- _AIM OF THE TASK_:
Among the lines below, count those with the word "Translation". Answer with the number only.

- _EXTRACTED RECORDS_:
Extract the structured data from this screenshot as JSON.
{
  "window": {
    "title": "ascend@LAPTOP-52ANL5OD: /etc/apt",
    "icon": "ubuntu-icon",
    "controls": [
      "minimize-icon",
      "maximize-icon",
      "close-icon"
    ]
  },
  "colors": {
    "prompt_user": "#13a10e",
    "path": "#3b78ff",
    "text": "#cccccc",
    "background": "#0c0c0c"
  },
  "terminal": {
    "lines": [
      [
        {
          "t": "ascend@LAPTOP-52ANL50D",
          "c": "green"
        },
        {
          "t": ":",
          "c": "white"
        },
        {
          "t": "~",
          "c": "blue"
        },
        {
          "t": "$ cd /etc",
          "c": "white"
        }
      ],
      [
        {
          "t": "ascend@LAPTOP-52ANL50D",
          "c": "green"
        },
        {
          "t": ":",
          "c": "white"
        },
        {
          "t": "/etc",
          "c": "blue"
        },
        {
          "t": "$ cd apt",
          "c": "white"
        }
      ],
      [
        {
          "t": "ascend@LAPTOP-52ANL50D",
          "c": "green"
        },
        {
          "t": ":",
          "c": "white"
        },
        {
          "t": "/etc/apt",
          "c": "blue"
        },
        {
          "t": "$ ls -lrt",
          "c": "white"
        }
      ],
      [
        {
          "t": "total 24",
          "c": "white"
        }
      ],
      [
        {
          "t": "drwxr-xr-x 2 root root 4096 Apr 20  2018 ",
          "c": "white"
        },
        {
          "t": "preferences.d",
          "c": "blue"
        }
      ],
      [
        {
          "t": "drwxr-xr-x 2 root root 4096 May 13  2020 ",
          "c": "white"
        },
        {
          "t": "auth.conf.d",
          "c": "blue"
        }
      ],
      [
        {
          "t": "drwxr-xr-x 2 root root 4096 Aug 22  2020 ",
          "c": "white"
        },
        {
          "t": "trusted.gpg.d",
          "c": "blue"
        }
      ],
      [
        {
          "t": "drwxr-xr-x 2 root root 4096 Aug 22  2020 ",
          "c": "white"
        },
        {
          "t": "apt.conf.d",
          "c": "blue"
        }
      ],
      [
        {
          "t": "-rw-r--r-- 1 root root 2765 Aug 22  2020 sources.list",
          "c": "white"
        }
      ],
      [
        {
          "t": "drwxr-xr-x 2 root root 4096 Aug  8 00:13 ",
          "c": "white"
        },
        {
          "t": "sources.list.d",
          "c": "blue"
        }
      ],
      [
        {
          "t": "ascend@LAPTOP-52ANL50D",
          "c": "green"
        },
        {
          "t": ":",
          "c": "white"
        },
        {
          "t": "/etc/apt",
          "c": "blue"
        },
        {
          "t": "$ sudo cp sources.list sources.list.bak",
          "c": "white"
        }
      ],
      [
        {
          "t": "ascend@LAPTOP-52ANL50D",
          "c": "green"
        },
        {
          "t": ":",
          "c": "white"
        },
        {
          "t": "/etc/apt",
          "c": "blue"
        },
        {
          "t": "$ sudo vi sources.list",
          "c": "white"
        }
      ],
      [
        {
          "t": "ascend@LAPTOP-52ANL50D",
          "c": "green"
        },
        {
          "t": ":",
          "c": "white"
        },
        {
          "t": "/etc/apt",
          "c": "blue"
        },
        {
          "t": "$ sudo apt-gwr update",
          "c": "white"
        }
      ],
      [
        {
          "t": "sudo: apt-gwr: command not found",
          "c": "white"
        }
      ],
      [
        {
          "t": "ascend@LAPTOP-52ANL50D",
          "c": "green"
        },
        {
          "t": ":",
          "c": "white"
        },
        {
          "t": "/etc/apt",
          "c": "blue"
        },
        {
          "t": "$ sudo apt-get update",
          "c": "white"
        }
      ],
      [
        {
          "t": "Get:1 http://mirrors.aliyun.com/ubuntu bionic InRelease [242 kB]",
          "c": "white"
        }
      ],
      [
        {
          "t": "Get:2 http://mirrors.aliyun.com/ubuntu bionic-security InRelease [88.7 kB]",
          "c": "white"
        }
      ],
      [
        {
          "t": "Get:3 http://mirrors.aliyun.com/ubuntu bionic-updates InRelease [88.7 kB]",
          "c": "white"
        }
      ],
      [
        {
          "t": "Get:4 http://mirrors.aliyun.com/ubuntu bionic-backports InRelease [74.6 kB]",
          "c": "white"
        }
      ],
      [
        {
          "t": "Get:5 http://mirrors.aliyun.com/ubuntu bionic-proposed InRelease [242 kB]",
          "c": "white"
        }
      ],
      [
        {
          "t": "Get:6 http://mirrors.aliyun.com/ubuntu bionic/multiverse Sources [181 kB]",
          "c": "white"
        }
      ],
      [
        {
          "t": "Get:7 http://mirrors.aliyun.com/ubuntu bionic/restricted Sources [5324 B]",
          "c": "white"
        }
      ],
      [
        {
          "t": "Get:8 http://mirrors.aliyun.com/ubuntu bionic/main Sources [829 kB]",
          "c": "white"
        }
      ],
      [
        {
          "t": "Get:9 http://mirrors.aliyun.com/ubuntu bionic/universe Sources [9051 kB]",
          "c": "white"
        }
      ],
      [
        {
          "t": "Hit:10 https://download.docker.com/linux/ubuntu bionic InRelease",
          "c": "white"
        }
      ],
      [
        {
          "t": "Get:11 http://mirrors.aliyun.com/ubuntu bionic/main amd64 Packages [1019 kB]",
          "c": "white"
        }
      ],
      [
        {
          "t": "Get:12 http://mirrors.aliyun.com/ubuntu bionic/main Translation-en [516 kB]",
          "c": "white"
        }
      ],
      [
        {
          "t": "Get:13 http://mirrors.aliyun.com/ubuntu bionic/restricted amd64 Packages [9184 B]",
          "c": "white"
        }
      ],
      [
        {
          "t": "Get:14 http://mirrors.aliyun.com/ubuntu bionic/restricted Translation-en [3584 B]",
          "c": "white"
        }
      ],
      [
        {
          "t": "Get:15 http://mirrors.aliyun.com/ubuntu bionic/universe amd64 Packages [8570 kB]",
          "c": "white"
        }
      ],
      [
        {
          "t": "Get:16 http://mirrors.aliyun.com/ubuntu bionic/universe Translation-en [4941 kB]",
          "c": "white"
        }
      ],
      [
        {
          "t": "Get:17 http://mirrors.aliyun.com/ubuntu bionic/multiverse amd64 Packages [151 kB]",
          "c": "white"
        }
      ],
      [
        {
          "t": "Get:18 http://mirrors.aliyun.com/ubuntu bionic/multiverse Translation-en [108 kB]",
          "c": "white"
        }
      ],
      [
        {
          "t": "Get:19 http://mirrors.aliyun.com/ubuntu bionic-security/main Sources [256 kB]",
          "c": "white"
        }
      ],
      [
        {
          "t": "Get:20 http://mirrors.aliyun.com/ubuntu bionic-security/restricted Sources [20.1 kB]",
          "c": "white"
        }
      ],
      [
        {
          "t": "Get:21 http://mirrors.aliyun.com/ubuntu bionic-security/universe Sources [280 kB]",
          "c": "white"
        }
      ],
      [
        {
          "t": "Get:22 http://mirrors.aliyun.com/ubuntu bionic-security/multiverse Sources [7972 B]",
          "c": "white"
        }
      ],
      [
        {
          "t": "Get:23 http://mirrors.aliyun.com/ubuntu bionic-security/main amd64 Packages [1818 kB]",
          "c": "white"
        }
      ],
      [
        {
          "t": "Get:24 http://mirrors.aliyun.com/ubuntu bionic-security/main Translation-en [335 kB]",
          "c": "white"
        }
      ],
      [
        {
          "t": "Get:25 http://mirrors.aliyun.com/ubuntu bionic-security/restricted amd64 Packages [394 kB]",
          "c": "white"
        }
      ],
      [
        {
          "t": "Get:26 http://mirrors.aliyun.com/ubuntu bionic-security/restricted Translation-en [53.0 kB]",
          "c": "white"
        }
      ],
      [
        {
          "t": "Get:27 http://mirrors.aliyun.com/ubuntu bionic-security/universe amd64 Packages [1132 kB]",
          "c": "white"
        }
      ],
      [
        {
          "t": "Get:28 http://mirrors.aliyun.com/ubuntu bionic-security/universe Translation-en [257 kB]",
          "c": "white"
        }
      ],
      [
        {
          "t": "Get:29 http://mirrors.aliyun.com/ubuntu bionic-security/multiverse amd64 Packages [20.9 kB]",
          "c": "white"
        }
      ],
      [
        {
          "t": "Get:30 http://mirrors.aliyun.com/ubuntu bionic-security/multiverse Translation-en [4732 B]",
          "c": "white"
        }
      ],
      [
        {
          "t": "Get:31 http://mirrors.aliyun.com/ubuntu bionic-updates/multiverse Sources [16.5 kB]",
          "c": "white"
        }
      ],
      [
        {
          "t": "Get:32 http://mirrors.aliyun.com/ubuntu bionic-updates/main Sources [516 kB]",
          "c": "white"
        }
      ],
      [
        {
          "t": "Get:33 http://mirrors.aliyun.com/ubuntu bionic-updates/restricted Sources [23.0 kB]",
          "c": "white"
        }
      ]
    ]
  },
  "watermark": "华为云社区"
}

- _SOLUTION TO THIS TASK_:
8